■ What is required: Each line of the records below that holds "glyph" should be copied out.
*** Data for this task Section Begins ***
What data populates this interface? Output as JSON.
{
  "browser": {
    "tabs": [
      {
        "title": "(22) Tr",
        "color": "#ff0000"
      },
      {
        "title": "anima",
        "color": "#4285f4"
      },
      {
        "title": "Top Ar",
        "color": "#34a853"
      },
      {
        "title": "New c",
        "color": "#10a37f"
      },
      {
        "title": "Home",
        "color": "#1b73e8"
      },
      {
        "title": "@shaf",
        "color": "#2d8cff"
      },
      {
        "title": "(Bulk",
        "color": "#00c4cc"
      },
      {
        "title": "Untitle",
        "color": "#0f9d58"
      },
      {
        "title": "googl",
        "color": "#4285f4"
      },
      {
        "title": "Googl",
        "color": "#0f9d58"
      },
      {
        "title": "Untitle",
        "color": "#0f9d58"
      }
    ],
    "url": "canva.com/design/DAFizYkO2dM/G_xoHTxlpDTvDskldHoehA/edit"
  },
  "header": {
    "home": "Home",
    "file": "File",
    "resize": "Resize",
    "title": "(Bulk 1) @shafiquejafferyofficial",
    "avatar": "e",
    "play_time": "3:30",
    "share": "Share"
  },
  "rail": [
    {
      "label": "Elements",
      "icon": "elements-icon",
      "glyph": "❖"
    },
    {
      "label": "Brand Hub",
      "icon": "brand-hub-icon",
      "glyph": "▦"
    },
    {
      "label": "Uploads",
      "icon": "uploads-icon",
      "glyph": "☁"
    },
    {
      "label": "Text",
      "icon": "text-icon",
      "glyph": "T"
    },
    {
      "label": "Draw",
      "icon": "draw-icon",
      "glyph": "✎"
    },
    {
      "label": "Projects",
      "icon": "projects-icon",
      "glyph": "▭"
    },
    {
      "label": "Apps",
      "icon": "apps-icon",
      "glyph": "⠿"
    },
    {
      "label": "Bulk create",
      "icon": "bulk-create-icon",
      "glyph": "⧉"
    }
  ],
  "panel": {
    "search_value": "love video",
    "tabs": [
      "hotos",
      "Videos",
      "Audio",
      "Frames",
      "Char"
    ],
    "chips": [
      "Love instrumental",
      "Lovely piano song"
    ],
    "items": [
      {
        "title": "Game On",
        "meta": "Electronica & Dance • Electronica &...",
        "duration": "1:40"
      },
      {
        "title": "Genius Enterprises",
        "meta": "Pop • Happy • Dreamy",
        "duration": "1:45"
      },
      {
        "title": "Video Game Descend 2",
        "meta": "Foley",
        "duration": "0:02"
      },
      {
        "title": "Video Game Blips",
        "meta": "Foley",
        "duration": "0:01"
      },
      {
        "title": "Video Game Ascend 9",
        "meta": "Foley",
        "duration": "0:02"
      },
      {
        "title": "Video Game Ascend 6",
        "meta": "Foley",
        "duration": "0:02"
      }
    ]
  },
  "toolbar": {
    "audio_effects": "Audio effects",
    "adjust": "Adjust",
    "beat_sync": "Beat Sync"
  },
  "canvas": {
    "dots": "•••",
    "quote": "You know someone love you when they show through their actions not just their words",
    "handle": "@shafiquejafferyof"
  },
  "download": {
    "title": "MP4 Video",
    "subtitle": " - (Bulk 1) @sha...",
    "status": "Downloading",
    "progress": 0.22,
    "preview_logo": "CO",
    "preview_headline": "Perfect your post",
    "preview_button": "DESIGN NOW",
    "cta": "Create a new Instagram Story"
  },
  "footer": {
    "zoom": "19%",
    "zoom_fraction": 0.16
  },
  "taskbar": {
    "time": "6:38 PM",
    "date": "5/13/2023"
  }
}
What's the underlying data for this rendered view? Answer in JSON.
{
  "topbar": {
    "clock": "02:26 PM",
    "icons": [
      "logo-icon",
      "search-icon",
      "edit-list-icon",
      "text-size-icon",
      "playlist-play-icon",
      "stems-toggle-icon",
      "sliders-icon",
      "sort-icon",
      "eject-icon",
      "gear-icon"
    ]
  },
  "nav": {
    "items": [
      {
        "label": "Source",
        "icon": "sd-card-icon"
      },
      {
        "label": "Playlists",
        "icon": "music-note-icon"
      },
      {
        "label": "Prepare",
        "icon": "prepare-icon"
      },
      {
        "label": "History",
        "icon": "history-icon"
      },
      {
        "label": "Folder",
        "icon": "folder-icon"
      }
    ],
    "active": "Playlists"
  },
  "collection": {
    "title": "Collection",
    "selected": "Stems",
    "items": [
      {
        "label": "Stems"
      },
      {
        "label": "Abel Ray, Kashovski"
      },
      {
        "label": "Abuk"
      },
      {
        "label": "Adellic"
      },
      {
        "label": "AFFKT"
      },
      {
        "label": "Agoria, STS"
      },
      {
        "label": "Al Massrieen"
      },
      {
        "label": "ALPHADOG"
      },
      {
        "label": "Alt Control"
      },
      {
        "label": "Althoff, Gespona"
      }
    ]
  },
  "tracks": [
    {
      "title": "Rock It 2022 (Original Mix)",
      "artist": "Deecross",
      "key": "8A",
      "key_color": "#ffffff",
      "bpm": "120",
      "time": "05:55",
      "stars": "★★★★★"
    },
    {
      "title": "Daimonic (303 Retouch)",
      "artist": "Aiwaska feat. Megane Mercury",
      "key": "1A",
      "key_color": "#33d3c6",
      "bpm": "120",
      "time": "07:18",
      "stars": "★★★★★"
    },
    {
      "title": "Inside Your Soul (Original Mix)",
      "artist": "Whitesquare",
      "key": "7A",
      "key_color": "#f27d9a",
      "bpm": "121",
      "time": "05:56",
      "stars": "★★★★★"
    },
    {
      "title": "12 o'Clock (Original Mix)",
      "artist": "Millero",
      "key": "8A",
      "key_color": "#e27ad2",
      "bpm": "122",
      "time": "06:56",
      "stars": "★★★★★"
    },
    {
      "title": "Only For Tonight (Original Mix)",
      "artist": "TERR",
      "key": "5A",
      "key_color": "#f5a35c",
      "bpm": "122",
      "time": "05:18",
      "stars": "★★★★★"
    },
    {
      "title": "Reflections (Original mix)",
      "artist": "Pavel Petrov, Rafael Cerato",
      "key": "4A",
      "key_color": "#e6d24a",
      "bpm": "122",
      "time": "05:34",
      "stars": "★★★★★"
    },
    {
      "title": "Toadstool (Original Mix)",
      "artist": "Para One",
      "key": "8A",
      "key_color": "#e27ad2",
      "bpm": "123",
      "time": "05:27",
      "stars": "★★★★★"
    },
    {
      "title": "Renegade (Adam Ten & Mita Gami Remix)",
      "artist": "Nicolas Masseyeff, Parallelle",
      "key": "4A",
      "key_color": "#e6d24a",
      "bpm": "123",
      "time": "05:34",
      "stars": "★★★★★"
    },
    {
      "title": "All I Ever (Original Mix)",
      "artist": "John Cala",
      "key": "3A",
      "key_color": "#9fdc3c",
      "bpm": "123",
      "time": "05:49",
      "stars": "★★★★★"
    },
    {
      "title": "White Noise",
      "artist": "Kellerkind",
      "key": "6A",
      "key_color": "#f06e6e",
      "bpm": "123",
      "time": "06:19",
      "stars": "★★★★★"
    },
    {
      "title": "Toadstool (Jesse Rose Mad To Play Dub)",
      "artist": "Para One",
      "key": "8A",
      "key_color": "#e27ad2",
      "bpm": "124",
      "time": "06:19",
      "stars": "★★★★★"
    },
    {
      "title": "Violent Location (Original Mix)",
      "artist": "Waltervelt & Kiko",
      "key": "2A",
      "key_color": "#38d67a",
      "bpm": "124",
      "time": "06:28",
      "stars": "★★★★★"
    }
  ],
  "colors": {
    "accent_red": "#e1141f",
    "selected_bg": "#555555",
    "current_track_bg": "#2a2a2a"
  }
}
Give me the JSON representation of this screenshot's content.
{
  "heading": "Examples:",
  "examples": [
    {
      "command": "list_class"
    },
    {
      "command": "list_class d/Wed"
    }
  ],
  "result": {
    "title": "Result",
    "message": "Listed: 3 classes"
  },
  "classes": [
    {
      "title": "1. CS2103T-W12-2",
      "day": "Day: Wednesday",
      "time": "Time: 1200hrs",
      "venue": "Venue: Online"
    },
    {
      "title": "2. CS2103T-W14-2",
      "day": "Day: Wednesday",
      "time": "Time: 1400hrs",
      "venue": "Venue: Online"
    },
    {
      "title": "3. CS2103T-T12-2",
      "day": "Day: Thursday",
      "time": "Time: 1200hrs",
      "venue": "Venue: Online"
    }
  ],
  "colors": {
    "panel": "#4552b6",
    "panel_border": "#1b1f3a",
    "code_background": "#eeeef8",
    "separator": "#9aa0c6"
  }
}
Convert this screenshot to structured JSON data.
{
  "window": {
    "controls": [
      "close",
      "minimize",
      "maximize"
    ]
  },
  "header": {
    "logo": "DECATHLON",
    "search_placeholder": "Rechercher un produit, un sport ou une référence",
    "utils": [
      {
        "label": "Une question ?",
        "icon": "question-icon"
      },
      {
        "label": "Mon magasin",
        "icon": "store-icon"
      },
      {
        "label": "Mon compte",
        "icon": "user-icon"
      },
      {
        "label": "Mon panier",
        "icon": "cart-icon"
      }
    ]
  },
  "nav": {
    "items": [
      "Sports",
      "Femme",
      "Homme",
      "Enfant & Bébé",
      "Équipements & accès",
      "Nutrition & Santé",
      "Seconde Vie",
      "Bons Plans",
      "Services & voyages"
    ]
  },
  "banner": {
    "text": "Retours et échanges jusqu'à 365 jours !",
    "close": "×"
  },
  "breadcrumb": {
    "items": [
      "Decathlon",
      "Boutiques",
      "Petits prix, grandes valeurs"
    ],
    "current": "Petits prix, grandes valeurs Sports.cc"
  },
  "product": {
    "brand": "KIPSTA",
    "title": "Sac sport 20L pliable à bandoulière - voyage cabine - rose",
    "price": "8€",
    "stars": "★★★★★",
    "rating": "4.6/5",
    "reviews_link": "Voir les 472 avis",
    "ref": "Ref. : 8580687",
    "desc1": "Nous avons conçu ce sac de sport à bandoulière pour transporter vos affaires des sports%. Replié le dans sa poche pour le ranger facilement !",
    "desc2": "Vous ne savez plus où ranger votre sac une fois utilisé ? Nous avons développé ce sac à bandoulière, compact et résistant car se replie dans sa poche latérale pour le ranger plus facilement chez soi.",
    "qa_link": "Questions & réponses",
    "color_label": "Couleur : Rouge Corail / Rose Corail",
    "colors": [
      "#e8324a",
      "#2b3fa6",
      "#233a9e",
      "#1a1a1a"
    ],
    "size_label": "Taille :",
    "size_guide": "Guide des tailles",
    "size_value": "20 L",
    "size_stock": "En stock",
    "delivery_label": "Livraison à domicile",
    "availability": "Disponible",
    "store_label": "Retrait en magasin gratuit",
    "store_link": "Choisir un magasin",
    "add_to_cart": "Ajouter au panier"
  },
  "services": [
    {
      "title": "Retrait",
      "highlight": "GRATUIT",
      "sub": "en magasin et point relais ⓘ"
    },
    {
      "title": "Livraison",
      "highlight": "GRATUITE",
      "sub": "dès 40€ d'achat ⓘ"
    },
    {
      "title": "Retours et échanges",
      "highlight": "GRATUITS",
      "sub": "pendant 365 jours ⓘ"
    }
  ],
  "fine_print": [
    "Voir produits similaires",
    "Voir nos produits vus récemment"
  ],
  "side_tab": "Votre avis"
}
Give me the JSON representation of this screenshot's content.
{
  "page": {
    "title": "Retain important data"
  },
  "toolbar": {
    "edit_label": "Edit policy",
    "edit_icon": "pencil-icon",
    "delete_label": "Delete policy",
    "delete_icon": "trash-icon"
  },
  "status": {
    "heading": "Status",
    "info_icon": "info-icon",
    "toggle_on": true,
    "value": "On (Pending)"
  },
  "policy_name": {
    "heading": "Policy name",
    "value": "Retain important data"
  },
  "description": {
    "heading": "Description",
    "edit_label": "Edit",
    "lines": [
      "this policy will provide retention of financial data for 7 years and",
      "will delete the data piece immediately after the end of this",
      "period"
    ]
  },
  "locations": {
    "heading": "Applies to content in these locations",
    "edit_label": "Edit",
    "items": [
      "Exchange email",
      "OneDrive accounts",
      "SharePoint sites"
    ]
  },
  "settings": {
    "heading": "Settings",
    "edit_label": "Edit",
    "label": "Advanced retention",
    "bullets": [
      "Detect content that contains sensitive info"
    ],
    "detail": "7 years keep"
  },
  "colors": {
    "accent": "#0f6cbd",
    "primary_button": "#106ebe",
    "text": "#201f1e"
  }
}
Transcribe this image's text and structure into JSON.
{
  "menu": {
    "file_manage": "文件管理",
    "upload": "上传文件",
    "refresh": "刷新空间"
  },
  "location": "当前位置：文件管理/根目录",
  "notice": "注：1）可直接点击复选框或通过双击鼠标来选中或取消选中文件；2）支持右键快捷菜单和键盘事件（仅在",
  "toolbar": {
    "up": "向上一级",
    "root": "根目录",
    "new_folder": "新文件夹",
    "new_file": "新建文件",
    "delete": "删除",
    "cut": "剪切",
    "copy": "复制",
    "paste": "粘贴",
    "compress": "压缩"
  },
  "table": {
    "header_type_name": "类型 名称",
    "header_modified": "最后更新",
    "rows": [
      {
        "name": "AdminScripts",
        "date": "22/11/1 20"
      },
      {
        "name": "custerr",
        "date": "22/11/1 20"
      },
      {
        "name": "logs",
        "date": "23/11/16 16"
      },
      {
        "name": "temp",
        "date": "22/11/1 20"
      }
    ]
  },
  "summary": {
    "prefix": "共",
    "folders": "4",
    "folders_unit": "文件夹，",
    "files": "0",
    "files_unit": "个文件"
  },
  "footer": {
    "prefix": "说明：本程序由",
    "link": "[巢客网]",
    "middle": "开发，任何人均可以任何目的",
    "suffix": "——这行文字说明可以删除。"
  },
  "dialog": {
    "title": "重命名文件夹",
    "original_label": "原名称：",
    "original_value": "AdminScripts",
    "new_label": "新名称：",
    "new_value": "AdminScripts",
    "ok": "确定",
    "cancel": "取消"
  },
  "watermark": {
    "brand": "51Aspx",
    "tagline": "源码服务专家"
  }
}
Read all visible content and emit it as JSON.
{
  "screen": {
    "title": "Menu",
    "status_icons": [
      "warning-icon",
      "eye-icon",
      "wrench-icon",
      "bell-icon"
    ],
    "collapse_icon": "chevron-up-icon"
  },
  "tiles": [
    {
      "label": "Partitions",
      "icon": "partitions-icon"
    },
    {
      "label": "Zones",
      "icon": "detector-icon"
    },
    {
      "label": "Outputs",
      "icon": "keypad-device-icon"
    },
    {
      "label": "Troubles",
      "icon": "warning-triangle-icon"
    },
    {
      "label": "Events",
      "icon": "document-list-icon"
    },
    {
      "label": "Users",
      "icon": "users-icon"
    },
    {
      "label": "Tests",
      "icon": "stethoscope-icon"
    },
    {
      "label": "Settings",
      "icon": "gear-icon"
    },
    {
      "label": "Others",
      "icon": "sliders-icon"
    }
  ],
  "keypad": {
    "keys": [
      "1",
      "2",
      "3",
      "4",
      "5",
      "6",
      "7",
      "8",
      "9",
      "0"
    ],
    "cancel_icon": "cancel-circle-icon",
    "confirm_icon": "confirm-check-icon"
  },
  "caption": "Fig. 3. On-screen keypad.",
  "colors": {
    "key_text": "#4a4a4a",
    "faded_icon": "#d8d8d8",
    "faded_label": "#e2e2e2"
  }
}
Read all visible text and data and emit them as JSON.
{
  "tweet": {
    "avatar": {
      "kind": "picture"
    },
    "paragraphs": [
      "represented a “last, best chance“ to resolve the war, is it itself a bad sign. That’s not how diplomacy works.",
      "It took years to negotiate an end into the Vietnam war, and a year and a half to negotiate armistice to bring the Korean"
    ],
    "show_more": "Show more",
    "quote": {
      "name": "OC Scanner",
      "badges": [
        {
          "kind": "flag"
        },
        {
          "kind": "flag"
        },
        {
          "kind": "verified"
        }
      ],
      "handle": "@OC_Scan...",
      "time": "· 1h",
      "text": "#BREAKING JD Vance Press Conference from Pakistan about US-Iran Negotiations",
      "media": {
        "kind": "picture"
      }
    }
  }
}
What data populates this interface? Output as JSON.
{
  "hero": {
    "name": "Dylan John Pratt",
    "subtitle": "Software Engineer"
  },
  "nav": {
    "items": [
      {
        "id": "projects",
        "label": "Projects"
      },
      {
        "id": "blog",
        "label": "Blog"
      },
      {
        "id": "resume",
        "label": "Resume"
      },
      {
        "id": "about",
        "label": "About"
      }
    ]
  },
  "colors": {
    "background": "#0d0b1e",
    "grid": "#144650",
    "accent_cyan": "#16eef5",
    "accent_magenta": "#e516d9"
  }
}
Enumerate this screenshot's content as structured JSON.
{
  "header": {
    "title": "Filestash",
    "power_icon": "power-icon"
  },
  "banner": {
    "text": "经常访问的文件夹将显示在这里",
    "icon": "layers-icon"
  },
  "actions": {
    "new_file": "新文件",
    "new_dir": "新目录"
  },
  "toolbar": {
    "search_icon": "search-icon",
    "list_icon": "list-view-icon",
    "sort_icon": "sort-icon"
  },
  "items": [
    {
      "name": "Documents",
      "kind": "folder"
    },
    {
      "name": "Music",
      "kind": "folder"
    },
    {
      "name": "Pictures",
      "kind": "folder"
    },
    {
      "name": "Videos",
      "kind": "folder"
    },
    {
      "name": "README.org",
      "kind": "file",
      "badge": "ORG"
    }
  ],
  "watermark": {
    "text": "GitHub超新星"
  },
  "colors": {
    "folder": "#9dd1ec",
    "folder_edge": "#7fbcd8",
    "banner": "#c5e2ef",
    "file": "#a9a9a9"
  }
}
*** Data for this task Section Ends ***
■ Exercise response:
      "glyph": "❖"
      "glyph": "▦"
      "glyph": "☁"
      "glyph": "T"
      "glyph": "✎"
      "glyph": "▭"
      "glyph": "⠿"
      "glyph": "⧉"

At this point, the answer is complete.